TASK DESCRIPTION
Looking through the listing that follows, count every line with the string "lang" and state the number alone.
⟨
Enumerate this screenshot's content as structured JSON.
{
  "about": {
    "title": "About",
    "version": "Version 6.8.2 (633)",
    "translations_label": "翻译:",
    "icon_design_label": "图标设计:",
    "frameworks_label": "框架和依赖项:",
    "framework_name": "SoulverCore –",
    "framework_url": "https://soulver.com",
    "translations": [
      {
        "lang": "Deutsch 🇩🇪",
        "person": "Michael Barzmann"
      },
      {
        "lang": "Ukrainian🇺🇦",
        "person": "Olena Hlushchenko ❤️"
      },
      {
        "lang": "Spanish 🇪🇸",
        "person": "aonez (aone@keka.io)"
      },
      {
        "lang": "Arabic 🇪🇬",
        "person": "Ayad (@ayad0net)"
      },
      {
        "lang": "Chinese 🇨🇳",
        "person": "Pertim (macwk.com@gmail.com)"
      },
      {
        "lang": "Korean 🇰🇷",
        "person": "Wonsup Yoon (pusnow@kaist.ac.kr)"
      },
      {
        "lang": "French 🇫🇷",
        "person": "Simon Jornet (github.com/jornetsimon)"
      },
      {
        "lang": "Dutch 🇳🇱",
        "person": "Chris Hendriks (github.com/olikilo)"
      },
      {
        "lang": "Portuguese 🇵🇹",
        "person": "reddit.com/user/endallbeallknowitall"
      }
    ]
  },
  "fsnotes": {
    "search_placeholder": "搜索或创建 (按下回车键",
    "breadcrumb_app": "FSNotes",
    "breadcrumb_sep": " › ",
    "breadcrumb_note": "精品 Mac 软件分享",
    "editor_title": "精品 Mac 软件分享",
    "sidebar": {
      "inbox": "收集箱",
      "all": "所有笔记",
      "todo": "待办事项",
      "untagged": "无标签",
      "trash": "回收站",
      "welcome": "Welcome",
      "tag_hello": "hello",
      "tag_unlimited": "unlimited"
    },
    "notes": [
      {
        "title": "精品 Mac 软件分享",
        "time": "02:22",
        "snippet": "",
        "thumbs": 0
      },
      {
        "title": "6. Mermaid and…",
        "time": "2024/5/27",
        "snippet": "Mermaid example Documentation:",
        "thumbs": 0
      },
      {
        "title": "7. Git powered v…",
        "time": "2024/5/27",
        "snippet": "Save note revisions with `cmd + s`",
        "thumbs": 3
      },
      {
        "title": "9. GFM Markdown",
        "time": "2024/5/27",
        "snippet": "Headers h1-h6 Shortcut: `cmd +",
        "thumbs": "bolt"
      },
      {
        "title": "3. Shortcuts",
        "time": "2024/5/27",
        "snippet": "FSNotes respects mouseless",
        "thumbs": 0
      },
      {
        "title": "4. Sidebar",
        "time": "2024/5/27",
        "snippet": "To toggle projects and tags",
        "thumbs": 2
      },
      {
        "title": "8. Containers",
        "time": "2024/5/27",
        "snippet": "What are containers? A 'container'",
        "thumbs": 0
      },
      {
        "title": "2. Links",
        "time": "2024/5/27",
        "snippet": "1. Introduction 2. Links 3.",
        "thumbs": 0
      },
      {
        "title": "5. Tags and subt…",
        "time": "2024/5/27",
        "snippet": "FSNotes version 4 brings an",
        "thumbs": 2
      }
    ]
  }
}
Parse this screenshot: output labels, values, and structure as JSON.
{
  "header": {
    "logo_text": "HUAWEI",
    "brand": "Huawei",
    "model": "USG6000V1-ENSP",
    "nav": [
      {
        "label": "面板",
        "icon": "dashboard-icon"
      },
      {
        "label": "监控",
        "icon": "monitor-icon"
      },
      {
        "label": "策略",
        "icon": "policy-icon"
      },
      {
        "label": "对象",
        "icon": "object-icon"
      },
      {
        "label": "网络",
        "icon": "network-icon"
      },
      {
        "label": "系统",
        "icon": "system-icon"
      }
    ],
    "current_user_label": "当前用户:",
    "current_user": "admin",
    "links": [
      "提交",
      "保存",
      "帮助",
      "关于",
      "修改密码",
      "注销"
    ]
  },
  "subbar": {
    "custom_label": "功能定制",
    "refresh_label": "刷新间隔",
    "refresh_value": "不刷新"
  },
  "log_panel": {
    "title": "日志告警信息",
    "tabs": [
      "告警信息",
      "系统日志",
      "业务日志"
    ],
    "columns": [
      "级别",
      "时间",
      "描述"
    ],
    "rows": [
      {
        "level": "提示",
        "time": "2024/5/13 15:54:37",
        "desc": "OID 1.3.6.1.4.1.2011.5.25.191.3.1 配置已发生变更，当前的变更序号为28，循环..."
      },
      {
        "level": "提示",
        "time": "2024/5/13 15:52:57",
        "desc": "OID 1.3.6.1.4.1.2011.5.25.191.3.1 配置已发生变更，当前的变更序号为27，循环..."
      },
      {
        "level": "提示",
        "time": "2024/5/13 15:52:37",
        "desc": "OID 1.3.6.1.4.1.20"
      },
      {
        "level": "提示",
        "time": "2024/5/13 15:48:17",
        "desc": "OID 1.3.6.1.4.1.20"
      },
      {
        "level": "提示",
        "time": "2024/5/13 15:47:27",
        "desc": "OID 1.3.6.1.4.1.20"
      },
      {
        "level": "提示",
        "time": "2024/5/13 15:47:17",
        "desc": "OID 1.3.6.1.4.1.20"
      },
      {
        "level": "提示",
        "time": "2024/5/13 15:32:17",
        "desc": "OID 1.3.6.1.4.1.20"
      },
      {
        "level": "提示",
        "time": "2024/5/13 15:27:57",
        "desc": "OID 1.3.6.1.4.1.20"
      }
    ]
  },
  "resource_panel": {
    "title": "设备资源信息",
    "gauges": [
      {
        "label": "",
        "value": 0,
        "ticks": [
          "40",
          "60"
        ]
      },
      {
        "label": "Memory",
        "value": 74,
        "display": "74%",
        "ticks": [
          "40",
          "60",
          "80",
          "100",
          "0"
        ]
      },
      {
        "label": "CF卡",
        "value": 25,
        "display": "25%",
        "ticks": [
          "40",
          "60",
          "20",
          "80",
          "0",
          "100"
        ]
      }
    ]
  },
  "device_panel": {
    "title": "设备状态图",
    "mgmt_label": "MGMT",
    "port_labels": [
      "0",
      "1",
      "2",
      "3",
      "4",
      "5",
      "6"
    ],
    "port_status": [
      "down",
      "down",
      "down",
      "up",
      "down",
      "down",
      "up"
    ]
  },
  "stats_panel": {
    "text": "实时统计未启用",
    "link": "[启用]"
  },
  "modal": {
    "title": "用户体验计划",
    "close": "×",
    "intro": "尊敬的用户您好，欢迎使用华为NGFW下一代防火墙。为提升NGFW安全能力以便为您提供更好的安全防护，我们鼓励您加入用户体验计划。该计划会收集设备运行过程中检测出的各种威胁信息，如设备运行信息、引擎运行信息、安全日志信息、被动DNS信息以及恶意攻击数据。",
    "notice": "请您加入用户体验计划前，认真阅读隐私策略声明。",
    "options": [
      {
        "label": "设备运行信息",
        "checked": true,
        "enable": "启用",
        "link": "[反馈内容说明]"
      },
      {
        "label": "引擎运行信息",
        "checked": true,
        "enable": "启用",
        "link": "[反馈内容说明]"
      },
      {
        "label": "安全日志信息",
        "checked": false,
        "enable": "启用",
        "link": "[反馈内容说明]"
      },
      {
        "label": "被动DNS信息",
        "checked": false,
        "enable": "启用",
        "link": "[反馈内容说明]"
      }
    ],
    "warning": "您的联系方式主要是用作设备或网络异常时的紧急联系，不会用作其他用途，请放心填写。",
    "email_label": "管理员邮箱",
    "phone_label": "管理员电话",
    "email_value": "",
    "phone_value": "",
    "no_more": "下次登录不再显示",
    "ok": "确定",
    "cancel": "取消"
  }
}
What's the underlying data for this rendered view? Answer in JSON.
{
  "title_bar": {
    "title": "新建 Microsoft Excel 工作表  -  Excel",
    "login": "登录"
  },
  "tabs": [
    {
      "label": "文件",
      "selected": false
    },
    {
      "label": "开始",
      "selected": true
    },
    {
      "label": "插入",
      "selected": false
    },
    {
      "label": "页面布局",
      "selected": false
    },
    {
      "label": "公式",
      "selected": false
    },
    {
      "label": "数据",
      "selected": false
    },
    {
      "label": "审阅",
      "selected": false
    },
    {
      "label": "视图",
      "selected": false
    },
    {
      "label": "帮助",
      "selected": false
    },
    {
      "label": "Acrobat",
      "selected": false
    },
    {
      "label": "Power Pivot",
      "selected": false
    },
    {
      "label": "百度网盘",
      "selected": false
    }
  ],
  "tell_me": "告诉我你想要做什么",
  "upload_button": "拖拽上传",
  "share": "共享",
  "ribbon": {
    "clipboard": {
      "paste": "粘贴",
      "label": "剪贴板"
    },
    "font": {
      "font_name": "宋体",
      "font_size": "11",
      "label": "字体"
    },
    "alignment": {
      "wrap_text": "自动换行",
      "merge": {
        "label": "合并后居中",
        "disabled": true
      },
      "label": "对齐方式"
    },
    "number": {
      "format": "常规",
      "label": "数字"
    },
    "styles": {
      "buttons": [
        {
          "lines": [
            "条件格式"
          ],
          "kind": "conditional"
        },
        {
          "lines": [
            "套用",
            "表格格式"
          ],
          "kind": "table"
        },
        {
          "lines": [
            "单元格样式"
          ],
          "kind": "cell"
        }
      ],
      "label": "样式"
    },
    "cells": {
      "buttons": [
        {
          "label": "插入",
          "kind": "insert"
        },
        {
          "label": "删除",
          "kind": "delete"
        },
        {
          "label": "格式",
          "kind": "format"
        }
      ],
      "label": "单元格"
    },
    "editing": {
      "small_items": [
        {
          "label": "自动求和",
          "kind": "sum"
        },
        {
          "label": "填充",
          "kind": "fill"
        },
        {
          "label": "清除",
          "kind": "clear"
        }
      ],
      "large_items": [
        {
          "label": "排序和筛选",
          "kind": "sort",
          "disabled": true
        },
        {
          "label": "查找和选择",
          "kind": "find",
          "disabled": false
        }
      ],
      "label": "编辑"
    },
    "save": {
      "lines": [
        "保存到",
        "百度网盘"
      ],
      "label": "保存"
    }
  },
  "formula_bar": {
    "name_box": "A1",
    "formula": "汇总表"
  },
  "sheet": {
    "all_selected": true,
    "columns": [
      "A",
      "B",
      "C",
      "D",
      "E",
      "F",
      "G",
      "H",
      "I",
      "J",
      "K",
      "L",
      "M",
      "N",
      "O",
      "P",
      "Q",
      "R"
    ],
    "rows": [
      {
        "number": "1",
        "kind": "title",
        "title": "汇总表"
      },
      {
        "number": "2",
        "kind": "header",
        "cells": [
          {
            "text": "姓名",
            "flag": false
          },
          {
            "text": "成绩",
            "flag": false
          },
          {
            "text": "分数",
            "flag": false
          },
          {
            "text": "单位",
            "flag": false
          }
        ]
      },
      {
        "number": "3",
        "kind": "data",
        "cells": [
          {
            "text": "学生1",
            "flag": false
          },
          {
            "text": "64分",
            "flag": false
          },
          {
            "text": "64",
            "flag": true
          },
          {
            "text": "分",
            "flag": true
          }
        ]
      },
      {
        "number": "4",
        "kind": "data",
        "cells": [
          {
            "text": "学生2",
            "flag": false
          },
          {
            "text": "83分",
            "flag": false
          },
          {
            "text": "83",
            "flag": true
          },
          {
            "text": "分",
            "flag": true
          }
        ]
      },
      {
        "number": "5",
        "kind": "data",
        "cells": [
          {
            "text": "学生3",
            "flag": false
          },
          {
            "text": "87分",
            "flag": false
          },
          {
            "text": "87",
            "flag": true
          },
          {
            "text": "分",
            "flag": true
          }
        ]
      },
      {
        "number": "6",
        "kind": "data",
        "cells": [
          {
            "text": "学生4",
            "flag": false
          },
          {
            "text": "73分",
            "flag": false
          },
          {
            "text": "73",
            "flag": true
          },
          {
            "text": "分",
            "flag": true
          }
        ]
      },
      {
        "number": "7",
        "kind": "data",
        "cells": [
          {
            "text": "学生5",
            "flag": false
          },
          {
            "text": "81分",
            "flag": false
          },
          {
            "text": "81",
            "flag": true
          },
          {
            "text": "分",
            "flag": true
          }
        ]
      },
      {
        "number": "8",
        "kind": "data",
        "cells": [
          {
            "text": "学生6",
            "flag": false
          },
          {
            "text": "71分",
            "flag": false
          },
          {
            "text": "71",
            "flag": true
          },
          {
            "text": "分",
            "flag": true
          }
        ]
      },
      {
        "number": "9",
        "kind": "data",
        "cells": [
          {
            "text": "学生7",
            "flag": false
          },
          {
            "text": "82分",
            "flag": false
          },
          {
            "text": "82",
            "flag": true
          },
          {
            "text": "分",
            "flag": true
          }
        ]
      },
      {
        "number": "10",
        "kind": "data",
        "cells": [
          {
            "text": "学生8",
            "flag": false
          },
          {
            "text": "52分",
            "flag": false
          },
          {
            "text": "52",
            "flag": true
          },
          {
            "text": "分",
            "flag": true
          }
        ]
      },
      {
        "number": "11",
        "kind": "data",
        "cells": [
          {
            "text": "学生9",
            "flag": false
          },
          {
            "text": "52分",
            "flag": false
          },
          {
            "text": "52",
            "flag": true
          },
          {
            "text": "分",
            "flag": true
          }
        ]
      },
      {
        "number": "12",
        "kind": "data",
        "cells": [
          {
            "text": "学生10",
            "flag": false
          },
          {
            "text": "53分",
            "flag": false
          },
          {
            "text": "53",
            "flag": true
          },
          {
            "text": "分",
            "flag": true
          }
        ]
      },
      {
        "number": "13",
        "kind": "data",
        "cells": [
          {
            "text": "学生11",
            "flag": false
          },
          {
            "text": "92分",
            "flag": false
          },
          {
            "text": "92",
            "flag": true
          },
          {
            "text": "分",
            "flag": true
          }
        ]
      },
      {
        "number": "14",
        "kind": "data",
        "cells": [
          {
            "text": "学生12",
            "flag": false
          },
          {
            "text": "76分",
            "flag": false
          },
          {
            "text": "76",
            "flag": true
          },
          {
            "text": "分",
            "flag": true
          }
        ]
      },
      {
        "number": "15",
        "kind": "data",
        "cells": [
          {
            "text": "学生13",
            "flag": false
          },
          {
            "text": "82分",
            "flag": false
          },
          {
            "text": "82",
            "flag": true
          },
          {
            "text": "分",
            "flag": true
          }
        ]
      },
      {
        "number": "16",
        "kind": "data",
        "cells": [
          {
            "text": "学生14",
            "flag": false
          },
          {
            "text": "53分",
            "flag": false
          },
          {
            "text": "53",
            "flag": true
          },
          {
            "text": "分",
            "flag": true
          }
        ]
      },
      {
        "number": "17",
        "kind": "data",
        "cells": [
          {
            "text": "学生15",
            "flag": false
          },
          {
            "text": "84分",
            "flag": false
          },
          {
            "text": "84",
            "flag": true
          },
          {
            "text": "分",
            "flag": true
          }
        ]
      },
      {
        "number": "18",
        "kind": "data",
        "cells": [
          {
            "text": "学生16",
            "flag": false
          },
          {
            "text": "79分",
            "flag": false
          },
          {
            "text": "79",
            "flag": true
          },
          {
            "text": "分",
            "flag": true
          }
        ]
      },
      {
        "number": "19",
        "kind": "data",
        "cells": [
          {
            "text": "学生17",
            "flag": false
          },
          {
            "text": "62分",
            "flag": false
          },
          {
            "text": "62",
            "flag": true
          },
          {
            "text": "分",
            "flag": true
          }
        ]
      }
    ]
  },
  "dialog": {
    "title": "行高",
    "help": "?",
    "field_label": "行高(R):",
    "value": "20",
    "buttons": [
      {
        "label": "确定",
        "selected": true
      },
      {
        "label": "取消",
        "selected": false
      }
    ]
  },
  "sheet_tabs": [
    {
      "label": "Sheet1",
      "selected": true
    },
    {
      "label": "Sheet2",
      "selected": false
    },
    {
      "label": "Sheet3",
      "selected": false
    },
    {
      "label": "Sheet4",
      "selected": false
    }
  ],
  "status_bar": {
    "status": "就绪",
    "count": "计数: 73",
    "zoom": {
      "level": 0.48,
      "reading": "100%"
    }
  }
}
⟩
FINISHED EXERCISE
9